SANTA MONICA, Calif. — estimated that the average automotive manufacturer incentive in the U.S. was $2,472 per vehicle sold in December 2007, up $197, or 8.7 percent, from November 2007, and up $157, or 6.8 percent, from December 2006.

According to, combined incentives spending for domestic manufacturers averaged $3,332 per vehicle sold in December 2007, up from $3,140 in November 2007. From November to December, European automakers increased incentives spending by $218 to $2,630 per vehicle sold; Japanese automakers increased incentives spending by $148 to $1,266 per vehicle sold; and Korean automakers increased incentives spending by $46 to $2,195 per vehicle sold.

In December, the industry's aggregate incentive spending is estimated to have totaled approximately $3.38 billion, up 26.7 percent from November. Chrysler, Ford and General Motors spent an aggregate of $2.33 billion, or 68.9 percent of the total; Japanese manufacturers spent $629 million, or 18.6 percent; European manufacturers spent $286 million, or 8.4 percent; and Korean manufacturers spent $139 million, or 4.1 percent.

The majority of the “Big Six” Automakers increased incentive spending from November to December. Chrysler Group spent $3,340 per vehicle sold in December, up from $3,316 in November, but down from $4,179 the year before. Ford’s incentive spending dropped $170 per vehicle sold from November to December to $2,996, a $799 drop from last December. GM spent about $500 more per vehicle in December than in November at $3,563, an increase of more than $1,000 from December 2006. Honda’s incentive spending continued to increase from November, reaching $960, an almost $400 increase from last year. Nissan’s incentive spending dropped slightly from $2,101 in November to $2,080 in December, still a slight increase over the year before.
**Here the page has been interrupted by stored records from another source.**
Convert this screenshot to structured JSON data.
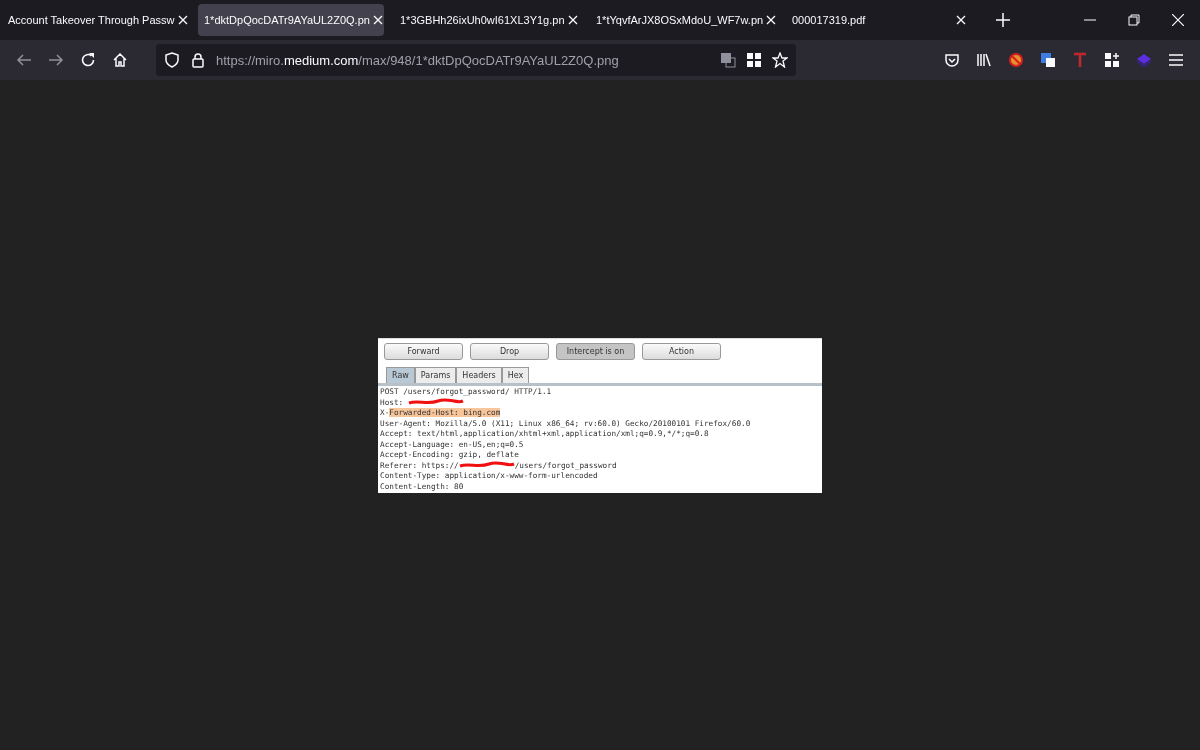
{
  "tabs": [
    {
      "title": "Account Takeover Through Passw",
      "selected": false
    },
    {
      "title": "1*dktDpQocDATr9AYaUL2Z0Q.pn",
      "selected": true
    },
    {
      "title": "1*3GBHh26ixUh0wI61XL3Y1g.pn",
      "selected": false
    },
    {
      "title": "1*tYqvfArJX8OSxMdoU_WF7w.pn",
      "selected": false
    },
    {
      "title": "000017319.pdf",
      "selected": false
    }
  ],
  "url": "https://miro.**medium.com**/max/948/1*dktDpQocDATr9AYaUL2Z0Q.png",
  "burp": {
    "buttons": [
      {
        "label": "Forward",
        "selected": false
      },
      {
        "label": "Drop",
        "selected": false
      },
      {
        "label": "Intercept is on",
        "selected": true
      },
      {
        "label": "Action",
        "selected": false
      }
    ],
    "tabs": [
      {
        "label": "Raw",
        "selected": true
      },
      {
        "label": "Params",
        "selected": false
      },
      {
        "label": "Headers",
        "selected": false
      },
      {
        "label": "Hex",
        "selected": false
      }
    ],
    "lines": [
      [
        {
          "kind": "plain",
          "text": "POST /users/forgot_password/ HTTP/1.1"
        }
      ],
      [
        {
          "kind": "plain",
          "text": "Host: "
        },
        {
          "kind": "redaction"
        }
      ],
      [
        {
          "kind": "plain",
          "text": "X-"
        },
        {
          "kind": "highlight",
          "text": "Forwarded-Host: bing.com"
        }
      ],
      [
        {
          "kind": "plain",
          "text": "User-Agent: Mozilla/5.0 (X11; Linux x86_64; rv:60.0) Gecko/20100101 Firefox/60.0"
        }
      ],
      [
        {
          "kind": "plain",
          "text": "Accept: text/html,application/xhtml+xml,application/xml;q=0.9,*/*;q=0.8"
        }
      ],
      [
        {
          "kind": "plain",
          "text": "Accept-Language: en-US,en;q=0.5"
        }
      ],
      [
        {
          "kind": "plain",
          "text": "Accept-Encoding: gzip, deflate"
        }
      ],
      [
        {
          "kind": "plain",
          "text": "Referer: https://"
        },
        {
          "kind": "redaction"
        },
        {
          "kind": "plain",
          "text": "/users/forgot_password"
        }
      ],
      [
        {
          "kind": "plain",
          "text": "Content-Type: application/x-www-form-urlencoded"
        }
      ],
      [
        {
          "kind": "plain",
          "text": "Content-Length: 80"
        }
      ]
    ]
  }
}
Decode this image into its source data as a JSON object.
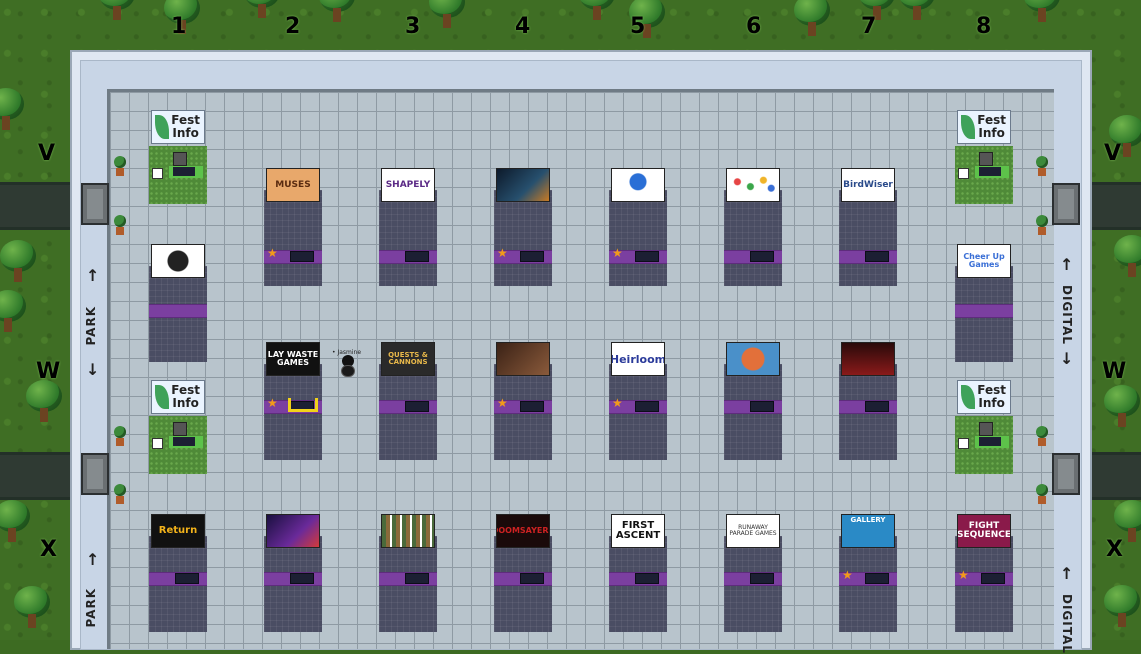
{
  "columns": [
    "1",
    "2",
    "3",
    "4",
    "5",
    "6",
    "7",
    "8"
  ],
  "rows": [
    "V",
    "W",
    "X"
  ],
  "side_labels": {
    "left": "PARK",
    "right": "DIGITAL"
  },
  "arrows": {
    "up": "↑",
    "down": "↓"
  },
  "avatar_name": "• Jasmine",
  "info_signs": {
    "line1": "Fest",
    "line2": "Info"
  },
  "booths": [
    {
      "id": "muses",
      "sign": "MUSES"
    },
    {
      "id": "shapely",
      "sign": "SHAPELY"
    },
    {
      "id": "dark-scene",
      "sign": ""
    },
    {
      "id": "blue-logo",
      "sign": ""
    },
    {
      "id": "dots",
      "sign": ""
    },
    {
      "id": "birdwiser",
      "sign": "BirdWiser"
    },
    {
      "id": "kiwi",
      "sign": ""
    },
    {
      "id": "cheer-up",
      "sign": "Cheer Up Games"
    },
    {
      "id": "lay-waste",
      "sign": "LAY WASTE GAMES"
    },
    {
      "id": "quests-cannons",
      "sign": "QUESTS & CANNONS"
    },
    {
      "id": "brown-scene",
      "sign": ""
    },
    {
      "id": "heirloom",
      "sign": "Heirloom"
    },
    {
      "id": "pizza",
      "sign": ""
    },
    {
      "id": "red-scene",
      "sign": ""
    },
    {
      "id": "return",
      "sign": "Return"
    },
    {
      "id": "wyrd",
      "sign": ""
    },
    {
      "id": "books",
      "sign": ""
    },
    {
      "id": "doomsayers",
      "sign": "DOOMSAYERS"
    },
    {
      "id": "first-ascent",
      "sign": "FIRST ASCENT"
    },
    {
      "id": "runaway",
      "sign": "RUNAWAY PARADE GAMES"
    },
    {
      "id": "gallery",
      "sign": "GALLERY"
    },
    {
      "id": "fight-sequence",
      "sign": "FIGHT SEQUENCE"
    }
  ],
  "colors": {
    "booth_bar": "#7b3fa0",
    "star": "#f29a1a",
    "floor": "#b8c4cc"
  },
  "icons": {
    "star": "star-icon",
    "plant": "potted-plant-icon",
    "tv": "tv-icon"
  }
}
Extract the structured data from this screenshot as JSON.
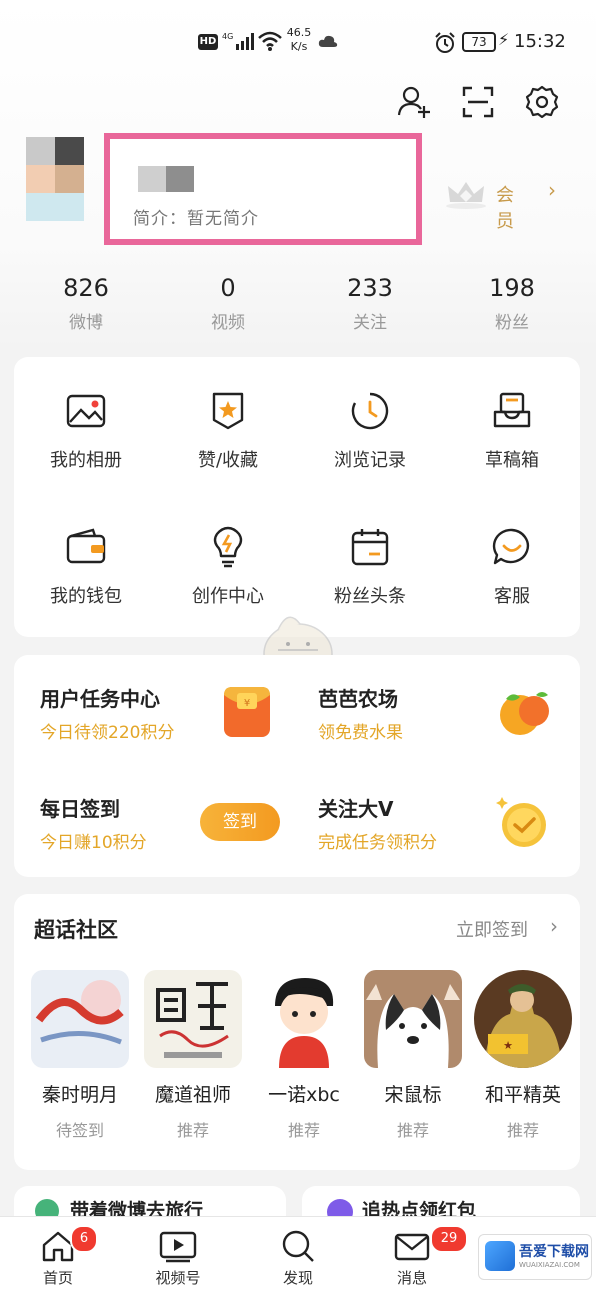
{
  "status_bar": {
    "hd": "HD",
    "network": "4G",
    "speed_value": "46.5",
    "speed_unit": "K/s",
    "battery": "73",
    "time": "15:32"
  },
  "header_icons": [
    "add-user-icon",
    "scan-icon",
    "settings-icon"
  ],
  "profile": {
    "bio": "简介：暂无简介",
    "vip_label": "会员",
    "vip_chevron": "›"
  },
  "stats": [
    {
      "value": "826",
      "label": "微博"
    },
    {
      "value": "0",
      "label": "视频"
    },
    {
      "value": "233",
      "label": "关注"
    },
    {
      "value": "198",
      "label": "粉丝"
    }
  ],
  "grid": [
    {
      "label": "我的相册",
      "icon": "album-icon"
    },
    {
      "label": "赞/收藏",
      "icon": "favorite-icon"
    },
    {
      "label": "浏览记录",
      "icon": "history-icon"
    },
    {
      "label": "草稿箱",
      "icon": "drafts-icon"
    },
    {
      "label": "我的钱包",
      "icon": "wallet-icon"
    },
    {
      "label": "创作中心",
      "icon": "lightbulb-icon"
    },
    {
      "label": "粉丝头条",
      "icon": "calendar-icon"
    },
    {
      "label": "客服",
      "icon": "chat-icon"
    }
  ],
  "tasks": [
    {
      "title": "用户任务中心",
      "sub": "今日待领220积分"
    },
    {
      "title": "芭芭农场",
      "sub": "领免费水果"
    },
    {
      "title": "每日签到",
      "sub": "今日赚10积分",
      "button": "签到"
    },
    {
      "title": "关注大V",
      "sub": "完成任务领积分"
    }
  ],
  "super_topic": {
    "title": "超话社区",
    "link": "立即签到",
    "chevron": "›",
    "items": [
      {
        "name": "秦时明月",
        "status": "待签到"
      },
      {
        "name": "魔道祖师",
        "status": "推荐"
      },
      {
        "name": "一诺xbc",
        "status": "推荐"
      },
      {
        "name": "宋鼠标",
        "status": "推荐"
      },
      {
        "name": "和平精英",
        "status": "推荐"
      }
    ]
  },
  "peek": {
    "left": "带着微博去旅行",
    "right": "追热点领红包"
  },
  "bottom_nav": {
    "items": [
      {
        "label": "首页",
        "icon": "home-icon",
        "badge": "6"
      },
      {
        "label": "视频号",
        "icon": "video-icon"
      },
      {
        "label": "发现",
        "icon": "search-icon"
      },
      {
        "label": "消息",
        "icon": "mail-icon",
        "badge": "29"
      }
    ]
  },
  "watermark": {
    "text": "吾爱下载网",
    "sub": "WUAIXIAZAI.COM"
  },
  "colors": {
    "accent": "#f39a20",
    "highlight_box": "#e9679a",
    "task_sub": "#e3a628",
    "badge": "#f03a2f",
    "vip": "#c79a4b"
  }
}
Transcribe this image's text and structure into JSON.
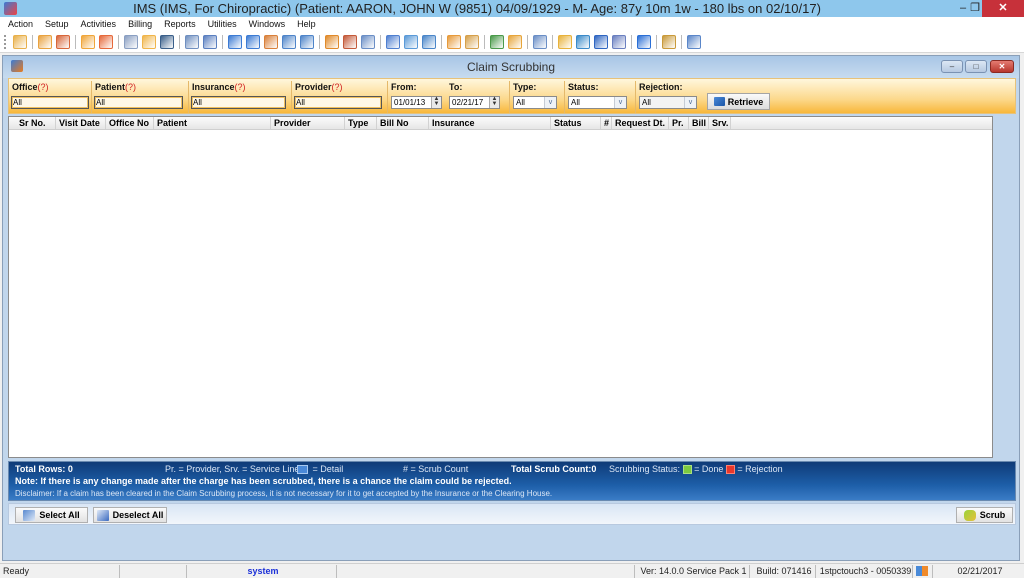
{
  "window": {
    "title": "IMS (IMS, For Chiropractic)    (Patient: AARON, JOHN W (9851) 04/09/1929 - M- Age: 87y 10m 1w - 180 lbs on 02/10/17)",
    "minimize": "–",
    "restore": "❐",
    "close": "✕"
  },
  "menu": [
    "Action",
    "Setup",
    "Activities",
    "Billing",
    "Reports",
    "Utilities",
    "Windows",
    "Help"
  ],
  "toolbar": {
    "groups": [
      [
        {
          "name": "patient-icon",
          "color": "#e8b04a"
        }
      ],
      [
        {
          "name": "patient-add-icon",
          "color": "#e9a23f"
        },
        {
          "name": "patient-check-icon",
          "color": "#d8663a"
        }
      ],
      [
        {
          "name": "folder-icon",
          "color": "#f0a63a"
        },
        {
          "name": "edit-note-icon",
          "color": "#e6693b"
        }
      ],
      [
        {
          "name": "clipboard-icon",
          "color": "#8a9fc2"
        },
        {
          "name": "flask-icon",
          "color": "#f0b54a"
        },
        {
          "name": "shield-icon",
          "color": "#3a5f8a"
        }
      ],
      [
        {
          "name": "document-icon",
          "color": "#6f8fc0"
        },
        {
          "name": "notepad-icon",
          "color": "#5a7fc0"
        }
      ],
      [
        {
          "name": "sync-icon",
          "color": "#3c7bd4"
        },
        {
          "name": "billing-sync-icon",
          "color": "#3c7bd4"
        },
        {
          "name": "users-money-icon",
          "color": "#d9803a"
        },
        {
          "name": "payment-icon",
          "color": "#4e84c9"
        },
        {
          "name": "payment-user-icon",
          "color": "#4e84c9"
        }
      ],
      [
        {
          "name": "calendar-grid-icon",
          "color": "#e08a2a"
        },
        {
          "name": "scheduler-icon",
          "color": "#c45a3a"
        },
        {
          "name": "report-chart-icon",
          "color": "#6a8ec6"
        }
      ],
      [
        {
          "name": "pen-icon",
          "color": "#4f7fd0"
        },
        {
          "name": "box-icon",
          "color": "#5a9ad8"
        },
        {
          "name": "box-send-icon",
          "color": "#4a86c9"
        }
      ],
      [
        {
          "name": "calendar-edit-icon",
          "color": "#e79a3a"
        },
        {
          "name": "checklist-icon",
          "color": "#d6a04a"
        }
      ],
      [
        {
          "name": "bar-chart-icon",
          "color": "#4a9a4a"
        },
        {
          "name": "folder-user-icon",
          "color": "#e7a53a"
        }
      ],
      [
        {
          "name": "report-building-icon",
          "color": "#6a8ec6"
        }
      ],
      [
        {
          "name": "transfer-icon",
          "color": "#e8b23a"
        },
        {
          "name": "exchange-icon",
          "color": "#3a8ac9"
        },
        {
          "name": "word-icon",
          "color": "#2f66c2"
        },
        {
          "name": "schedule-alert-icon",
          "color": "#6a7fc0"
        }
      ],
      [
        {
          "name": "help-icon",
          "color": "#2a6fd6"
        }
      ],
      [
        {
          "name": "lock-icon",
          "color": "#c99a3a"
        }
      ],
      [
        {
          "name": "exit-icon",
          "color": "#5a86c9"
        }
      ]
    ]
  },
  "child_window": {
    "title": "Claim Scrubbing",
    "minimize": "–",
    "maximize": "□",
    "close": "✕"
  },
  "filters": {
    "office": {
      "label": "Office",
      "help": "(?)",
      "value": "All"
    },
    "patient": {
      "label": "Patient",
      "help": "(?)",
      "value": "All"
    },
    "insurance": {
      "label": "Insurance",
      "help": "(?)",
      "value": "All"
    },
    "provider": {
      "label": "Provider",
      "help": "(?)",
      "value": "All"
    },
    "from": {
      "label": "From:",
      "value": "01/01/13"
    },
    "to": {
      "label": "To:",
      "value": "02/21/17"
    },
    "type": {
      "label": "Type:",
      "value": "All"
    },
    "status": {
      "label": "Status:",
      "value": "All"
    },
    "rejection": {
      "label": "Rejection:",
      "value": "All"
    },
    "retrieve_label": "Retrieve"
  },
  "grid": {
    "columns": [
      "Sr No.",
      "Visit Date",
      "Office No",
      "Patient",
      "Provider",
      "Type",
      "Bill No",
      "Insurance",
      "Status",
      "#",
      "Request Dt.",
      "Pr.",
      "Bill",
      "Srv."
    ],
    "rows": []
  },
  "legend": {
    "total_rows": "Total Rows: 0",
    "pr_srv": "Pr. = Provider, Srv. = Service Line",
    "detail": "= Detail",
    "scrub_count": "# = Scrub Count",
    "total_scrub_count": "Total Scrub Count:0",
    "scrubbing_status": "Scrubbing Status:",
    "done": "= Done",
    "rejection": "= Rejection",
    "note": "Note: If there is any change made after the charge has been scrubbed, there is a chance the claim could be rejected.",
    "disclaimer": "Disclaimer: If a claim has been cleared in the Claim Scrubbing process, it is not necessary for it to get accepted by the Insurance or the Clearing House.",
    "colors": {
      "done": "#7cc940",
      "rejection": "#e8382c"
    }
  },
  "buttons": {
    "select_all": "Select All",
    "deselect_all": "Deselect All",
    "scrub": "Scrub"
  },
  "statusbar": {
    "ready": "Ready",
    "user": "system",
    "version": "Ver: 14.0.0 Service Pack 1",
    "build": "Build: 071416",
    "machine": "1stpctouch3 - 0050339",
    "date": "02/21/2017"
  }
}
Toyota spent $241 more per vehicle sold in December than in November at $1,063, a $91 increase from December 2006.

"In October and November sales were painfully slow, so in December some automakers took more dramatic steps to attract shoppers and sell off inventory," stated Jesse Toprak, executive director of Industry Analysis for "We anticipate that in 2008 automakers will have to continue their generosity, especially in segments that are particularly competitive or especially slow-moving."

Among vehicle segments, large trucks had the highest average incentives, $3,870 per vehicle sold, followed by large cars at $3,731. Compact cars had the lowest average incentives per vehicle sold, $1,005, followed by sports cars at $1,550. Analysis of incentives expenditures as a percentage of average sticker price for each segment shows large cars averaged the highest, 13.6 percent, followed by large trucks at 12.1 percent of sticker price. Luxury sports cars averaged the lowest, 3.3 percent, followed by sports cars at 4.8 percent of sticker price.

"Automakers are targeting their incentives very carefully these days," commented Edmunds' Senior Editor Michelle Krebs. "They realize that there is no reason to throw money at those flocking to the fuel-saving compacts and crowd-pleasing sports cars."

Comparing all brands, in December Mini spent the least — virtually nothing — followed by Scion at $175 per vehicle sold. At the other end of the spectrum, Saab spent the most, $6,721, followed by Cadillac at $6,063 per vehicle sold. Relative to their vehicle prices, Saab and Pontiac spent the most, 19.8 percent and 18.7 percent of sticker price, respectively, while Mini spent virtually nothing and Porsche spent just 0.6 percent.